Directions for this task:
An exact copy of the records is required, minus the pictures they hold.

(Data about app and page elements)
—————

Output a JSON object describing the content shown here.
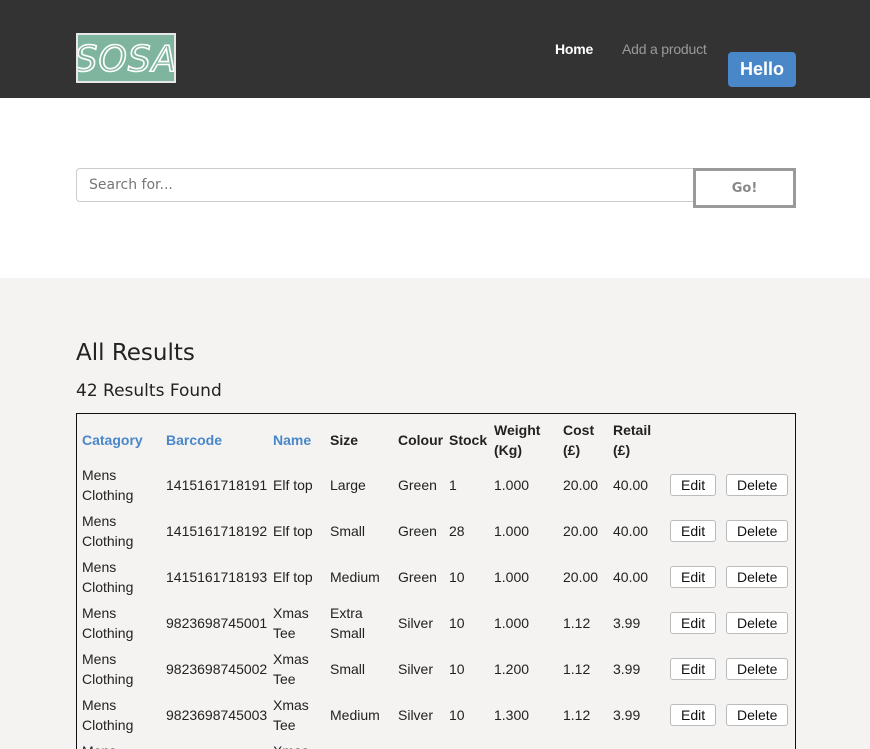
{
  "nav": {
    "logo_text": "SOSA",
    "home_label": "Home",
    "add_product_label": "Add a product",
    "hello_label": "Hello"
  },
  "search": {
    "placeholder": "Search for...",
    "go_label": "Go!"
  },
  "results": {
    "title": "All Results",
    "count": "42 Results Found"
  },
  "table": {
    "headers": {
      "category": "Catagory",
      "barcode": "Barcode",
      "name": "Name",
      "size": "Size",
      "colour": "Colour",
      "stock": "Stock",
      "weight": "Weight (Kg)",
      "cost": "Cost (£)",
      "retail": "Retail (£)"
    },
    "edit_label": "Edit",
    "delete_label": "Delete",
    "rows": [
      {
        "category": "Mens Clothing",
        "barcode": "1415161718191",
        "name": "Elf top",
        "size": "Large",
        "colour": "Green",
        "stock": "1",
        "weight": "1.000",
        "cost": "20.00",
        "retail": "40.00"
      },
      {
        "category": "Mens Clothing",
        "barcode": "1415161718192",
        "name": "Elf top",
        "size": "Small",
        "colour": "Green",
        "stock": "28",
        "weight": "1.000",
        "cost": "20.00",
        "retail": "40.00"
      },
      {
        "category": "Mens Clothing",
        "barcode": "1415161718193",
        "name": "Elf top",
        "size": "Medium",
        "colour": "Green",
        "stock": "10",
        "weight": "1.000",
        "cost": "20.00",
        "retail": "40.00"
      },
      {
        "category": "Mens Clothing",
        "barcode": "9823698745001",
        "name": "Xmas Tee",
        "size": "Extra Small",
        "colour": "Silver",
        "stock": "10",
        "weight": "1.000",
        "cost": "1.12",
        "retail": "3.99"
      },
      {
        "category": "Mens Clothing",
        "barcode": "9823698745002",
        "name": "Xmas Tee",
        "size": "Small",
        "colour": "Silver",
        "stock": "10",
        "weight": "1.200",
        "cost": "1.12",
        "retail": "3.99"
      },
      {
        "category": "Mens Clothing",
        "barcode": "9823698745003",
        "name": "Xmas Tee",
        "size": "Medium",
        "colour": "Silver",
        "stock": "10",
        "weight": "1.300",
        "cost": "1.12",
        "retail": "3.99"
      },
      {
        "category": "Mens Clothing",
        "barcode": "",
        "name": "Xmas Tee",
        "size": "",
        "colour": "",
        "stock": "",
        "weight": "",
        "cost": "",
        "retail": ""
      }
    ]
  }
}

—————

Finished exercise:
Output a JSON object describing the content shown here.
{
  "nav": {
    "logo_text": "SOSA",
    "home_label": "Home",
    "add_product_label": "Add a product",
    "hello_label": "Hello"
  },
  "search": {
    "placeholder": "Search for...",
    "go_label": "Go!"
  },
  "results": {
    "title": "All Results",
    "count": "42 Results Found"
  },
  "table": {
    "headers": {
      "category": "Catagory",
      "barcode": "Barcode",
      "name": "Name",
      "size": "Size",
      "colour": "Colour",
      "stock": "Stock",
      "weight": "Weight (Kg)",
      "cost": "Cost (£)",
      "retail": "Retail (£)"
    },
    "edit_label": "Edit",
    "delete_label": "Delete",
    "rows": [
      {
        "category": "Mens Clothing",
        "barcode": "1415161718191",
        "name": "Elf top",
        "size": "Large",
        "colour": "Green",
        "stock": "1",
        "weight": "1.000",
        "cost": "20.00",
        "retail": "40.00"
      },
      {
        "category": "Mens Clothing",
        "barcode": "1415161718192",
        "name": "Elf top",
        "size": "Small",
        "colour": "Green",
        "stock": "28",
        "weight": "1.000",
        "cost": "20.00",
        "retail": "40.00"
      },
      {
        "category": "Mens Clothing",
        "barcode": "1415161718193",
        "name": "Elf top",
        "size": "Medium",
        "colour": "Green",
        "stock": "10",
        "weight": "1.000",
        "cost": "20.00",
        "retail": "40.00"
      },
      {
        "category": "Mens Clothing",
        "barcode": "9823698745001",
        "name": "Xmas Tee",
        "size": "Extra Small",
        "colour": "Silver",
        "stock": "10",
        "weight": "1.000",
        "cost": "1.12",
        "retail": "3.99"
      },
      {
        "category": "Mens Clothing",
        "barcode": "9823698745002",
        "name": "Xmas Tee",
        "size": "Small",
        "colour": "Silver",
        "stock": "10",
        "weight": "1.200",
        "cost": "1.12",
        "retail": "3.99"
      },
      {
        "category": "Mens Clothing",
        "barcode": "9823698745003",
        "name": "Xmas Tee",
        "size": "Medium",
        "colour": "Silver",
        "stock": "10",
        "weight": "1.300",
        "cost": "1.12",
        "retail": "3.99"
      },
      {
        "category": "Mens Clothing",
        "barcode": "",
        "name": "Xmas Tee",
        "size": "",
        "colour": "",
        "stock": "",
        "weight": "",
        "cost": "",
        "retail": ""
      }
    ]
  }
}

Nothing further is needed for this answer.